• Problem description:
Using the records that follow, copy every line containing the word "VERAPAZ".

• Element data from apps and pages:
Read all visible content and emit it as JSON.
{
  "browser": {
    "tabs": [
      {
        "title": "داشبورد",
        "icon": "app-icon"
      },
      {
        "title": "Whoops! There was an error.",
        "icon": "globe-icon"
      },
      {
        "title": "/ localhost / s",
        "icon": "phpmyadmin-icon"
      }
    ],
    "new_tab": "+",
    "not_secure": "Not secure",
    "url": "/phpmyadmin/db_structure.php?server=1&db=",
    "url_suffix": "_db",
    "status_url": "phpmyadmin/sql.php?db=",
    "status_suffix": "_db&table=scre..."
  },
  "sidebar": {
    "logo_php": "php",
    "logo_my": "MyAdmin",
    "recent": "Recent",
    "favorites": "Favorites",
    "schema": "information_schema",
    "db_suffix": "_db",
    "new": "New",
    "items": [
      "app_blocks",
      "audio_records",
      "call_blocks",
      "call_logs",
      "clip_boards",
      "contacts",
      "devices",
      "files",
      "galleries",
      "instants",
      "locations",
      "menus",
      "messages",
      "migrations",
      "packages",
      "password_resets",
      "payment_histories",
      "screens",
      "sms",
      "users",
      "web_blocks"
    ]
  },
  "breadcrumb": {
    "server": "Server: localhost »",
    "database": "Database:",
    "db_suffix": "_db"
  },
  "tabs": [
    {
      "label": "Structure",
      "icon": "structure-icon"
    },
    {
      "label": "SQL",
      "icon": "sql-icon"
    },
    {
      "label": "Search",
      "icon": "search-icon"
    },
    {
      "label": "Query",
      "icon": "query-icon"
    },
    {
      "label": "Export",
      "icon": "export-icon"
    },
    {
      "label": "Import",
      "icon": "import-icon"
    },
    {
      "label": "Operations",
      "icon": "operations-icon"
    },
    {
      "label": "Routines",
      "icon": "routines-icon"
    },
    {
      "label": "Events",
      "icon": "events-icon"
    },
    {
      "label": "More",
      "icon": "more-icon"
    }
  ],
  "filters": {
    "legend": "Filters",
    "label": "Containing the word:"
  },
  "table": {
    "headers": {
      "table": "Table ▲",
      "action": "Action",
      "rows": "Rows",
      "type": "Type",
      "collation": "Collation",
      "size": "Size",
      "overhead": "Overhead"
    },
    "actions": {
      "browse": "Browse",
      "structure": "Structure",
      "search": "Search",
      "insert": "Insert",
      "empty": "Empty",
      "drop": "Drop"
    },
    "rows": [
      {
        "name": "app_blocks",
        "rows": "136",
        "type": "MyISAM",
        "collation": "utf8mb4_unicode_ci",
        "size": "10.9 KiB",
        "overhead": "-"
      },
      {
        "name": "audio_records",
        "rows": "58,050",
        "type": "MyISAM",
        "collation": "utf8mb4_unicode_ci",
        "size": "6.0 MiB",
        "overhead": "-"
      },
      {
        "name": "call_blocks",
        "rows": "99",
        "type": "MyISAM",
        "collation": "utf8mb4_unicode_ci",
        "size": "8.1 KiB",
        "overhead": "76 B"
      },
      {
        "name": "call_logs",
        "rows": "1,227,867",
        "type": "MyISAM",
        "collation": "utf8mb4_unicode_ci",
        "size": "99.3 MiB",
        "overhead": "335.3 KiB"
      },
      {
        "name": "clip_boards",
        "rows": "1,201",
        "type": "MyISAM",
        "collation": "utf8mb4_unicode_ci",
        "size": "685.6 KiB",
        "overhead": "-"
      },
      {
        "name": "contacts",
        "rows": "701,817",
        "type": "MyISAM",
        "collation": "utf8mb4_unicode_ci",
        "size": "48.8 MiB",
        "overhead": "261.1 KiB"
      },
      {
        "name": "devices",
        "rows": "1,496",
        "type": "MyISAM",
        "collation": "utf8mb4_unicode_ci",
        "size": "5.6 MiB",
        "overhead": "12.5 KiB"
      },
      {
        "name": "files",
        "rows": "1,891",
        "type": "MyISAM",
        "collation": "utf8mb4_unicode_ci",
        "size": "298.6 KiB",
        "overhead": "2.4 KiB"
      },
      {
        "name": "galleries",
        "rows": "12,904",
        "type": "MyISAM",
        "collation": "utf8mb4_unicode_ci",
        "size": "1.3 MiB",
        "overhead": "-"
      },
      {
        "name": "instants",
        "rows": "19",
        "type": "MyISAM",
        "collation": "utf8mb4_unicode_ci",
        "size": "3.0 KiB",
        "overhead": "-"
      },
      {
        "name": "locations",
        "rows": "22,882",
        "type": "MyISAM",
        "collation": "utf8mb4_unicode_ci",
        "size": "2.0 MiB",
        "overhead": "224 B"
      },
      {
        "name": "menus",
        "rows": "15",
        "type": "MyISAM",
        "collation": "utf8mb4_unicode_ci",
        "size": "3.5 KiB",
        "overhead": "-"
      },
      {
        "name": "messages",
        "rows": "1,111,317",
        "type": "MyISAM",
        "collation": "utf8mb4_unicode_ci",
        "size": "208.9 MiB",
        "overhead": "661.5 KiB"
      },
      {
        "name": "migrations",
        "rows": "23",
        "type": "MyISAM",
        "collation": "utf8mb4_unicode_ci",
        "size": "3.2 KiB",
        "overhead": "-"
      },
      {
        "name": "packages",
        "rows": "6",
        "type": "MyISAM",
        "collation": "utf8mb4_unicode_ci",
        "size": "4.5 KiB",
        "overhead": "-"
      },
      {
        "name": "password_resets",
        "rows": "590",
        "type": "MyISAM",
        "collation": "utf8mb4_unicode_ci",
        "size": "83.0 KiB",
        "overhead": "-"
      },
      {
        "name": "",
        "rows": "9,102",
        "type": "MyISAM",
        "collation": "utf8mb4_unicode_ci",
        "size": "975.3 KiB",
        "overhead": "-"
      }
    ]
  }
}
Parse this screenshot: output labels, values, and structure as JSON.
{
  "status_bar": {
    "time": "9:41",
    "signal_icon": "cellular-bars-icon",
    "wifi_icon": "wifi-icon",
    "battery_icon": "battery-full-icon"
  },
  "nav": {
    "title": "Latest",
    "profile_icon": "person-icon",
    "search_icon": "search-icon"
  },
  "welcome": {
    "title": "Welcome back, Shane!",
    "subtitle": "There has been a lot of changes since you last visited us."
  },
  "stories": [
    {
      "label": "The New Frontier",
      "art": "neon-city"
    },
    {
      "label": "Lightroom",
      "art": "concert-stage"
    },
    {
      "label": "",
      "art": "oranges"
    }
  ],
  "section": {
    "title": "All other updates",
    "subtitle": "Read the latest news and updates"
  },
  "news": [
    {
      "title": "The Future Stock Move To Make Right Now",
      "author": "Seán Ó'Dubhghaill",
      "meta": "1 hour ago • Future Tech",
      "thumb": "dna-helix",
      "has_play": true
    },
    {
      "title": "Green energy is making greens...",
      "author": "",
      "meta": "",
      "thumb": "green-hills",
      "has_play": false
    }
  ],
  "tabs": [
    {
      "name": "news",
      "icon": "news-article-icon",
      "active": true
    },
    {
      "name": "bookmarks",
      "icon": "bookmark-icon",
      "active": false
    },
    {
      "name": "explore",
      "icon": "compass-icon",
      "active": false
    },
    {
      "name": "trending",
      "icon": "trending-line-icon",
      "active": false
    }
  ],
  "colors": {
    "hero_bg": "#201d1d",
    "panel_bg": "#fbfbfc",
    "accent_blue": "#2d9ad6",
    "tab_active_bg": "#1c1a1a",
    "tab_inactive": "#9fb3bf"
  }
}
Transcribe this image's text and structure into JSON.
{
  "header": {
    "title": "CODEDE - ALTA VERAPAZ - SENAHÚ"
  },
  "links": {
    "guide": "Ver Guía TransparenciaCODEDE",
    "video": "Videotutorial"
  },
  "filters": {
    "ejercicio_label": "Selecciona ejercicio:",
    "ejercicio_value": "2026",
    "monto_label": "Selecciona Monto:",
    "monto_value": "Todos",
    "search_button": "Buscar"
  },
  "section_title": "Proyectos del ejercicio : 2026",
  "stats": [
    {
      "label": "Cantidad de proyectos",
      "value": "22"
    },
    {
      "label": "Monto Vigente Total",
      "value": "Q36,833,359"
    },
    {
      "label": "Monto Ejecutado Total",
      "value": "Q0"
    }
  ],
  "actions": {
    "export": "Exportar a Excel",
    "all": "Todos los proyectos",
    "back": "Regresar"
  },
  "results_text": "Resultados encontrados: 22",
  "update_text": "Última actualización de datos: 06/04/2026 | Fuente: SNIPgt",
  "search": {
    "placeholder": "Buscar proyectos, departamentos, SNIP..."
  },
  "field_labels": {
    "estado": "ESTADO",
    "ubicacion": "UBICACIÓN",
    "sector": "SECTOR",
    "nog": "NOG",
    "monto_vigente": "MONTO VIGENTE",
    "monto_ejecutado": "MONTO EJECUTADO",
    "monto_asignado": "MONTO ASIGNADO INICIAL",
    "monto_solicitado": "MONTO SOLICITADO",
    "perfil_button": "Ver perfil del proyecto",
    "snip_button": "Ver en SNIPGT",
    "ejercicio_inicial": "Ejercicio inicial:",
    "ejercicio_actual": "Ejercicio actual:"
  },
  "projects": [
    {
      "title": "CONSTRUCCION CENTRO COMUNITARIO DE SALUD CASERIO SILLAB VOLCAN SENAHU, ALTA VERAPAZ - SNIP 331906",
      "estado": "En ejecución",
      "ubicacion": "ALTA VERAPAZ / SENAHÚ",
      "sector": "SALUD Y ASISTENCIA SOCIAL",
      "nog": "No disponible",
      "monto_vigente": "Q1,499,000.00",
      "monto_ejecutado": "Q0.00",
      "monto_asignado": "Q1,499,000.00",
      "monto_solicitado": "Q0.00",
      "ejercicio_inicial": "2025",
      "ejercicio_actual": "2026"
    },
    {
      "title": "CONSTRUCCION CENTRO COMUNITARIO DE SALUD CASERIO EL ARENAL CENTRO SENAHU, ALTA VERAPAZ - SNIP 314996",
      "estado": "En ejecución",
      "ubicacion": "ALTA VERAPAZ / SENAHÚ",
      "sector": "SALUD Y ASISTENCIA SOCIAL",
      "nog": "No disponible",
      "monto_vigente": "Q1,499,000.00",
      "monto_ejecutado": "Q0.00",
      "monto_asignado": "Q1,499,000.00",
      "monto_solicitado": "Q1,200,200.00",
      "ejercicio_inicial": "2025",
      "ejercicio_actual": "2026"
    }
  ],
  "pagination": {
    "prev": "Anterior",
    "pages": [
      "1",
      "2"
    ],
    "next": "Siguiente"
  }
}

• Worked solution:
    "title": "CODEDE - ALTA VERAPAZ - SENAHÚ"
      "title": "CONSTRUCCION CENTRO COMUNITARIO DE SALUD CASERIO SILLAB VOLCAN SENAHU, ALTA VERAPAZ - SNIP 331906",
      "ubicacion": "ALTA VERAPAZ / SENAHÚ",
      "title": "CONSTRUCCION CENTRO COMUNITARIO DE SALUD CASERIO EL ARENAL CENTRO SENAHU, ALTA VERAPAZ - SNIP 314996",
      "ubicacion": "ALTA VERAPAZ / SENAHÚ",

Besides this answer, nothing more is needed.